Distribution channels
For many consumers, chemists/pharmacies offer their only access to such products, particularly in rural areas, where retailing is generally underdeveloped. There are a huge number of chemists/pharmacies in the country, providing an effective distribution network across all regions. Consumers also value the expert advice on hand from pharmacists, who they trust to recommend the best product.

As the economy develops during the forecast period and living standards improve, distribution patterns are expected to change significantly. Drugstores/pharmacies are notably expected to become increasingly more important by the end of the forecast period. Chains are expected to emerge, with chained drugstores/pharmacies therefore expected to help drive the growth of sales of healthcare products into rural areas during the forecast period. Grocery retailers will also be looking to continue their expansion in Vietnam. Nevertheless, chemists/pharmacies are still expected to continue dominating distribution of products in the nutritionals market.

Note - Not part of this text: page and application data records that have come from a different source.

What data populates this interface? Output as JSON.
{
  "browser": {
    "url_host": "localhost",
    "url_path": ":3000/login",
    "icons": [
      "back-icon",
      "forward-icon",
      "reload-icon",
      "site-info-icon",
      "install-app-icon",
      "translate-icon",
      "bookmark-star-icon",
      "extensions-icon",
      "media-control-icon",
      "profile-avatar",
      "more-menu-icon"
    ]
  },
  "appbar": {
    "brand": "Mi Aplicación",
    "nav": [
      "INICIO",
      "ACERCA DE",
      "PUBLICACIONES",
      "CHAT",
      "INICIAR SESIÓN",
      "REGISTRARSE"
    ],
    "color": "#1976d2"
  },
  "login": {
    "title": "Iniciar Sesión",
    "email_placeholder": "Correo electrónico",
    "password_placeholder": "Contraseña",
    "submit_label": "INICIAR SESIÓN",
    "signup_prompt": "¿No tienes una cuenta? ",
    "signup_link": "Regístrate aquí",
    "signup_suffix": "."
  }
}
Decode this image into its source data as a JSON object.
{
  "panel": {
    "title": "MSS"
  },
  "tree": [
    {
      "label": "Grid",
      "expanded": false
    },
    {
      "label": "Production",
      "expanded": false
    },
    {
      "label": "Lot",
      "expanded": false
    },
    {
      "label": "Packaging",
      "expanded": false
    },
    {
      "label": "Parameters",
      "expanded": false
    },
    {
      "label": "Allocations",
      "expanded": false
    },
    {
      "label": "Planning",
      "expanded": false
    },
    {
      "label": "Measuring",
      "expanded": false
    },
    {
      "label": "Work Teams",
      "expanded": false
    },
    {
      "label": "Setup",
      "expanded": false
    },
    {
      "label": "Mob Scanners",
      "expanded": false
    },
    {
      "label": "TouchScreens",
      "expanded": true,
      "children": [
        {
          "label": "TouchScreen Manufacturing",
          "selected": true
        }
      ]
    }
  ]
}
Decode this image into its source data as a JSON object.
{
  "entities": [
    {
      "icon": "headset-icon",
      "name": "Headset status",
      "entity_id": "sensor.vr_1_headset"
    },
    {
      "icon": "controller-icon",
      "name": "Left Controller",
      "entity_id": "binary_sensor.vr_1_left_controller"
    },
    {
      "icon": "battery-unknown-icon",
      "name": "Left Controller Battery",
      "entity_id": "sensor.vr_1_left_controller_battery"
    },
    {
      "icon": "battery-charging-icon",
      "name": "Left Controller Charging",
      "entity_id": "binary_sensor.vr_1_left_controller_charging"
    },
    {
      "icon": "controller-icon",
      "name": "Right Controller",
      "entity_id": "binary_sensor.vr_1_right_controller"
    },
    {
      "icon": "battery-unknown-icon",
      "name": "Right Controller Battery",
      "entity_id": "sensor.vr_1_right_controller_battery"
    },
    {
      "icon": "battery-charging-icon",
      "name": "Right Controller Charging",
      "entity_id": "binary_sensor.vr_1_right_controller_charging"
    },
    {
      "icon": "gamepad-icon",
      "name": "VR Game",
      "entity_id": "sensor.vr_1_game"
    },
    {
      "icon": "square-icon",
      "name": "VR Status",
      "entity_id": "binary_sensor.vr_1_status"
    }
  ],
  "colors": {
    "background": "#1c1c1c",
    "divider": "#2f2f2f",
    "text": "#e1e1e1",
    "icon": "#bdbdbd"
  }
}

Links and industry contacts Government, business and trade resources for Vietnam
Department of Vietnam Customs www.customs.gov.vn Ministry of Health www.moh.gov.vn Official Sources Central Institute for Medical Science Information www.cimsi.org.vn Trade Associations World Self-Medication Industry www.wsmi.org Vietnam Pharmaceutical Companies Association www.vnpca.org.vn

Australian resources
Australian Self Medication Industry www.asmi.com.au Complementary Healthcare Council www.chc.org.au Therapeutic Goods Administration www.tga.gov.au

Contact details
The Australian Trade Commission Austrade is the Australian Governments trade and investment development agency. Through Austrades network of offices in over 50 countries, we assist Australian companies to succeed in international business, attract productive foreign direct investment into Australia and promote Australia's education sector internationally